With favourable conditions, the twins might actually be able to put-up 80-90 points/season for maybe 3-4 more years before they really start to decline significantly. Even in decline, they could be 50-60 point guys for about as long as they want to play the game (and their bodies hold-up). Personally, I'd like to see them play here for many more years, moving gradually into the secondary and supportive roles while remaining as strong veteran voices in the room that can help guide the younger players through the transition to a new core and new leadership.

Link to comment
Share on other sites

I was reading the thread about the Canucks rebuilding in 2015, the core is getting older and older and so on.The last time this team needed a rebuild was sometime after the lockout; the West Coast Express era ended. Luongo was traded for Bertuzzi, we hade to let go of Ed Jovanovski and Gillis chose not to re-sign Markus Näslund, our Swedish captain from Örnsköldsvik and all time leading scorer.
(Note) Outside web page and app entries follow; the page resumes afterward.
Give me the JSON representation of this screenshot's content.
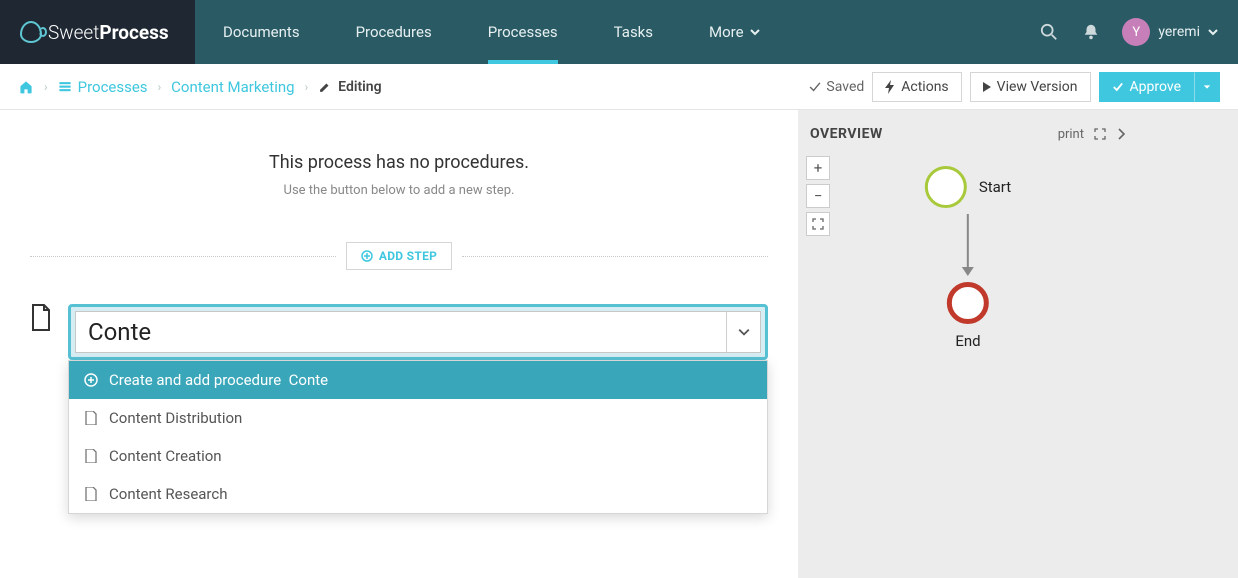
{
  "brand": {
    "light": "Sweet",
    "bold": "Process"
  },
  "nav": {
    "items": [
      {
        "label": "Documents"
      },
      {
        "label": "Procedures"
      },
      {
        "label": "Processes",
        "active": true
      },
      {
        "label": "Tasks"
      },
      {
        "label": "More"
      }
    ]
  },
  "user": {
    "initial": "Y",
    "name": "yeremi"
  },
  "breadcrumbs": {
    "level1": "Processes",
    "level2": "Content Marketing",
    "editing": "Editing"
  },
  "toolbar": {
    "saved": "Saved",
    "actions": "Actions",
    "view_version": "View Version",
    "approve": "Approve"
  },
  "empty_state": {
    "title": "This process has no procedures.",
    "subtitle": "Use the button below to add a new step."
  },
  "add_step_label": "ADD STEP",
  "combo": {
    "value": "Conte",
    "create_prefix": "Create and add procedure",
    "create_value": "Conte",
    "options": [
      "Content Distribution",
      "Content Creation",
      "Content Research"
    ]
  },
  "overview": {
    "title": "OVERVIEW",
    "print": "print",
    "start": "Start",
    "end": "End"
  }
}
Sound familiar?

This isn't a thread about the Canucks needing a rebuild, it's more a thread about WHEN we need to rebuild, do you think Gillis will let the Sedins go, just like he did with Näslund, or do you think they'll remain Canucks for their entire careers?

Link to comment
Share on other sites

Are you seeing what he's doing with Roberto despite the huge contract he gave him and pretty much guaranteed him to be a lifetime Canuck? Out with the old, in with the new.

Gillis will trade the Sedins if/when we have someone who can take over for them the way we had the Sedins when Naslund was declining. Cold but that's his nature.

Link to comment
Share on other sites

I see no reason why we'd trade them.. they're consummate professionals and with their well-rounded game should be able to contribute even as they start to slow down. (Which I'm not sure has happened yet - If the PP was going they'd be comfortably above PPG players.)

Naslund had simply lost a step but still finished his last 3 seasons at 25 goals per year. Not too shabby for a guy in his mid-30's. The fans put a ton of pressure on him and it seemed by the end he was just worn down both physically and mentally. No offense to Naslund, but the Twins seem a lot tougher mentally and physically, not to mention their game relies less on speed.

Link to comment
Share on other sites

If I remember correctly, I believe Gillis didn't want to give Naslund the high paying contract Naslund wanted because of his age. I think the Sedins will only be allowed to walk if they are desiring a heavy contract that could create issues later if they decide to retire and Gillis has to eat their cap for a year or more.

That being said, I believe the Sedins do want to finish their careers in Vancouver and will be willing to sign a favourable deal for Gillis.

Link to comment
Share on other sites

Archived

This topic is now archived and is closed to further replies.

  • Recently Browsing   0 members

    • No registered users viewing this page.
×
×
  • Create New...